Passes can be purchased online for an additional service fee of $10 or at any of the parks without the extra charge. Passes also can be purchased through the mail, though applications must be postmarked by Aug. 27 to secure the $10 price.
The park service has offered the lifetime senior pass for $10 since 1994. It covers all entrance, day-use and vehicle fees, and provides discounts for things such as tours and campsites. At a site that charges per-person fees, pass holders can bring along three other adults for free. The price increase is part of a larger move to pay for major projects and enhanced services.
Seniors can still opt to buy an annual pass for $20. Those who purchase an annual pass for four straight years can convert their pass to a lifetime senior pass.
Even with the 700 percent price increase, the park service says the lifetime pass is still quite a bargain for those who purchase one. Single park-admission fees to the most popular sites — which include the Grand Canyon, Great Smoky Mountains and Yosemite national parks — can run as much as $30.
"If a senior visits three of the $30 parks, she or he has already saved money," NPS spokesperson Kathy Kupper said last month. "Plus, the pass allows those traveling with seniors to enter the park with them."
In late 2016, Congress approved legislation, the National Park Service Centennial Act, that raises fees and sets up an endowment to help pay for projects and visitor services.

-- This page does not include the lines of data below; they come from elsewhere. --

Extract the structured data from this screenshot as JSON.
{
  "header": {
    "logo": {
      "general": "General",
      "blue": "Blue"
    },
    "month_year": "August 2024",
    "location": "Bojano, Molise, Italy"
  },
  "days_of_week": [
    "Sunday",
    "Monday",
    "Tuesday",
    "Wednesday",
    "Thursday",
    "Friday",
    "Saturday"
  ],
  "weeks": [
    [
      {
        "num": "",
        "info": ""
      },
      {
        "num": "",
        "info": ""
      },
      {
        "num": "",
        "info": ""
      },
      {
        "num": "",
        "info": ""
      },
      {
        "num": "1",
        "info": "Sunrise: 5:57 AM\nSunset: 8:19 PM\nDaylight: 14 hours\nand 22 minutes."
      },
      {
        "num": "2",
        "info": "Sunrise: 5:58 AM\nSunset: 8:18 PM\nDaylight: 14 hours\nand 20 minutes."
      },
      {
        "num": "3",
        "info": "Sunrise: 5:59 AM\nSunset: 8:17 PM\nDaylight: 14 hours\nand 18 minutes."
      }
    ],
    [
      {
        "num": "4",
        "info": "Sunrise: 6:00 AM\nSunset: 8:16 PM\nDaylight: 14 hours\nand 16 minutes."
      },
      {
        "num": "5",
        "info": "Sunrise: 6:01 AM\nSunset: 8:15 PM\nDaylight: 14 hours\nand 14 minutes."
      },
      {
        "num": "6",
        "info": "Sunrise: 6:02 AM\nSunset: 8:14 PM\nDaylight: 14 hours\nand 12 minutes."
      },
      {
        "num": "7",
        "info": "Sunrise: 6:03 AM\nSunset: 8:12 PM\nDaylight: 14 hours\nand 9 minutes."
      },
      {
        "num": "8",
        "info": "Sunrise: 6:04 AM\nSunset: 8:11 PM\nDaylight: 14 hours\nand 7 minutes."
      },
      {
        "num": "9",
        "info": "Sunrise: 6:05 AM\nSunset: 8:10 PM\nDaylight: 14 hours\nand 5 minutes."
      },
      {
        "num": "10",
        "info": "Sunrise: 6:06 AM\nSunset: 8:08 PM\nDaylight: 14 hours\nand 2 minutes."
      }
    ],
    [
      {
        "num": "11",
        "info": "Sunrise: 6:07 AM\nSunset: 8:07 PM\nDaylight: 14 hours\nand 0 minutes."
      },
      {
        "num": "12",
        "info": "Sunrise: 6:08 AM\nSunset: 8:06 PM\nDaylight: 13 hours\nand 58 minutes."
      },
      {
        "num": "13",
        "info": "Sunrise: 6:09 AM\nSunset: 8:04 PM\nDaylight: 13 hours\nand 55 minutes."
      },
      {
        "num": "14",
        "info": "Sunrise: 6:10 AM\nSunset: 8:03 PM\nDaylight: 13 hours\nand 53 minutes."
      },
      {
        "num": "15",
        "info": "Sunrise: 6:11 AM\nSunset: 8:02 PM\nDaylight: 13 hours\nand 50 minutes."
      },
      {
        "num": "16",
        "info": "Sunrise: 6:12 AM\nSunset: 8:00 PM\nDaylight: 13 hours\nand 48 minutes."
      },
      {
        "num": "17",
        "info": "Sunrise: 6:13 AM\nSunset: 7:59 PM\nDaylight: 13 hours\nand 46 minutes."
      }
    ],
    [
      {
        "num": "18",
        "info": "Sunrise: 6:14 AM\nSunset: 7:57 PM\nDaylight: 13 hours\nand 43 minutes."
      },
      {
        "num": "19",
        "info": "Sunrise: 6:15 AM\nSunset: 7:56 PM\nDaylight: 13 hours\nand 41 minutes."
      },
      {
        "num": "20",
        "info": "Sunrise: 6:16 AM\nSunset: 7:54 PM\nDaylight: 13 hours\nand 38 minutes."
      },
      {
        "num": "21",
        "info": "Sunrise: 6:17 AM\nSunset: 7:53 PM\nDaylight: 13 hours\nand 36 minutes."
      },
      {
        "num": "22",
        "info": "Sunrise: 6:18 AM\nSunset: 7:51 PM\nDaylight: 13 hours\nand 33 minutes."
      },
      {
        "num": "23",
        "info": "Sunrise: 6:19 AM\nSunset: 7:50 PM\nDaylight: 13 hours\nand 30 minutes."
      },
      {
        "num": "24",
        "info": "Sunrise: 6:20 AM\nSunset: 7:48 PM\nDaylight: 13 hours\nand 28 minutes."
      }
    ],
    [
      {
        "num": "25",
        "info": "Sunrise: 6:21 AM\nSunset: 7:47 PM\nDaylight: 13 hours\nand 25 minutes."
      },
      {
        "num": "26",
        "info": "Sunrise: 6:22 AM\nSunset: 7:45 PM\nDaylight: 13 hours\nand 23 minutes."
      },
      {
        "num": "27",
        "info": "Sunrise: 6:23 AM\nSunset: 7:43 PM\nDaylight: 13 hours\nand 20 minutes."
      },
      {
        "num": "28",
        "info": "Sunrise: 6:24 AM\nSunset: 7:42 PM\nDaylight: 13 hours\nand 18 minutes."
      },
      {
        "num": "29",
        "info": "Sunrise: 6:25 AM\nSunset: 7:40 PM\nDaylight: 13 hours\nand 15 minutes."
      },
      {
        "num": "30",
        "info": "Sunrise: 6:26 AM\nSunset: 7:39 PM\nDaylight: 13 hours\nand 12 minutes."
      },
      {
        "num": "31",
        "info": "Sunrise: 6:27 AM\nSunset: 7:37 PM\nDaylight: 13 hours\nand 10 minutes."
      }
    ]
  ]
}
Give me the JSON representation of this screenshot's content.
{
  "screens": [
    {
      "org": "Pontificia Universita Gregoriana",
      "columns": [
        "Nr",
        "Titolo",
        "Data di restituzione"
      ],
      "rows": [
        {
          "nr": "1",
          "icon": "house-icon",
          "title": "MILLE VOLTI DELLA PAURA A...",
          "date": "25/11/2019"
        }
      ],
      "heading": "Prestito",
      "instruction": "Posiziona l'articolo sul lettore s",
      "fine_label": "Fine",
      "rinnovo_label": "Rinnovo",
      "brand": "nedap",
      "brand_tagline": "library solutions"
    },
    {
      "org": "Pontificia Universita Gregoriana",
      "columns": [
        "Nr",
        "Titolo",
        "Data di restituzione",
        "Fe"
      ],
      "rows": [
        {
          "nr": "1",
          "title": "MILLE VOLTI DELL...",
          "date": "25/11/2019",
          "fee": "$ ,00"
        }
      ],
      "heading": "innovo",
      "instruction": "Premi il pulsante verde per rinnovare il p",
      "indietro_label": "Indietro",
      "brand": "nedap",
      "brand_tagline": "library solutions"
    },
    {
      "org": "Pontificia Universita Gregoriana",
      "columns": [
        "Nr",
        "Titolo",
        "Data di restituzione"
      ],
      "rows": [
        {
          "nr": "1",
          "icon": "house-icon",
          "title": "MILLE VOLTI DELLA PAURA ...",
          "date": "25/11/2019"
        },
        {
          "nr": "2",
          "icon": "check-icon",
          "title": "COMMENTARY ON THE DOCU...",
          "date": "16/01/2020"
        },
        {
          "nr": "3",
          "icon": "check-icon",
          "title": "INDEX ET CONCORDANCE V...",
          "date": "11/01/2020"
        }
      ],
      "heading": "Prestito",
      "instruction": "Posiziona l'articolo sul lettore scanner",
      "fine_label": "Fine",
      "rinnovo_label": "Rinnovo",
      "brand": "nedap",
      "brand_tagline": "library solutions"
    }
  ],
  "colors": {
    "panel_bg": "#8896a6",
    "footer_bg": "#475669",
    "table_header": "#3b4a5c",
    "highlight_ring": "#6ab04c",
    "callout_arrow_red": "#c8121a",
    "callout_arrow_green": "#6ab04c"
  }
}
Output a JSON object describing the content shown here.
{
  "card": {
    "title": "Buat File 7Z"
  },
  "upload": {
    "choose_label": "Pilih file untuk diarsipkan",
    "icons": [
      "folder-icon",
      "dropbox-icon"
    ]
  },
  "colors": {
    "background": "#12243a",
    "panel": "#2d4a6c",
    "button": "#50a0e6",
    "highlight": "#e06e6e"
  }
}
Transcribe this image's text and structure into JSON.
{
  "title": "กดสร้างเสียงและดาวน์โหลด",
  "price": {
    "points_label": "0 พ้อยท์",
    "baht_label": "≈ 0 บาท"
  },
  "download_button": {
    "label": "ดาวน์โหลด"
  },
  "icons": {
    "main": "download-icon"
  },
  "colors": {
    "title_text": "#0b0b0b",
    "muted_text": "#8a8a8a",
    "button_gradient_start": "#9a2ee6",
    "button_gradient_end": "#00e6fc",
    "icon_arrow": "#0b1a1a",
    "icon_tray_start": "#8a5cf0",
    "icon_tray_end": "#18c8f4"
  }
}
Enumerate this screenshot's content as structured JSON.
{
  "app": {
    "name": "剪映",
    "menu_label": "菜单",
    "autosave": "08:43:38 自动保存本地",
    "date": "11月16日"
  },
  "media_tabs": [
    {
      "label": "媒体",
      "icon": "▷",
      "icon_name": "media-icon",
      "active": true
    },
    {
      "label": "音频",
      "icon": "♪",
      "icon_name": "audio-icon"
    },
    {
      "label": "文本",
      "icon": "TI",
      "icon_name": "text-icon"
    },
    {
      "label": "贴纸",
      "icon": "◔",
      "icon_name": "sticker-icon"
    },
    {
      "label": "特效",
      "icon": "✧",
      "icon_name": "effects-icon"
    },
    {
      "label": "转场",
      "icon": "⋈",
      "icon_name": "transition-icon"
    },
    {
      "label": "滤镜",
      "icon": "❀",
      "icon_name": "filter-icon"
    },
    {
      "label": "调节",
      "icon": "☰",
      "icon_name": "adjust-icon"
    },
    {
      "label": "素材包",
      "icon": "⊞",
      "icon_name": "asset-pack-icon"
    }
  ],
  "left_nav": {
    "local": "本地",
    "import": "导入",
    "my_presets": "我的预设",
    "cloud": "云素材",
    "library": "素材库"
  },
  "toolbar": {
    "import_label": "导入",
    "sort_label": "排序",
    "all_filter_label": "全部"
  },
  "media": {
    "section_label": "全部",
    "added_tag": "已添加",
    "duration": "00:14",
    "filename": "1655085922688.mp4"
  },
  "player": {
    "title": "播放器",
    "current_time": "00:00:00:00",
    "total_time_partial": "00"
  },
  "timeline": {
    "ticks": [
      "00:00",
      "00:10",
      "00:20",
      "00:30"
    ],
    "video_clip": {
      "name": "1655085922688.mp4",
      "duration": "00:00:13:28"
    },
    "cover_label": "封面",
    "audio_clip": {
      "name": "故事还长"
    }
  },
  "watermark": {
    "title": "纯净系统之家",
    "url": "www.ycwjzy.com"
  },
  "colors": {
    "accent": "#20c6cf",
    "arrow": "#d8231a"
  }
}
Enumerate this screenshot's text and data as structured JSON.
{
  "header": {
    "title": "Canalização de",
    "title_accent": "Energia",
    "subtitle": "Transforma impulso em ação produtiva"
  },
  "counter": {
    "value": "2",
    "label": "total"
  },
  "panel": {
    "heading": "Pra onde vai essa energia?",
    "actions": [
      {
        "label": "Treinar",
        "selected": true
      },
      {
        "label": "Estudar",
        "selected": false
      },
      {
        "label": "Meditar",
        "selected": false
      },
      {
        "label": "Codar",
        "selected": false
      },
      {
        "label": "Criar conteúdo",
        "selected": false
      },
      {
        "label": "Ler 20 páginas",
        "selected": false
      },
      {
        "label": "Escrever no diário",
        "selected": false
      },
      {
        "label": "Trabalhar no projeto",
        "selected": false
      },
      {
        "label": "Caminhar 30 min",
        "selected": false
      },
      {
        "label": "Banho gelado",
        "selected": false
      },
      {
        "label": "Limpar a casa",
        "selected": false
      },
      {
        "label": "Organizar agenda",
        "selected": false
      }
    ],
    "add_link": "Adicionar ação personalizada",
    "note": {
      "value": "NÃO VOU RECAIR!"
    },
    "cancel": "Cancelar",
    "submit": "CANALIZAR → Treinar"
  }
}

The price increase is intended to generate additional revenue, improve the visitor experience and provide more volunteer opportunities in parks across the country.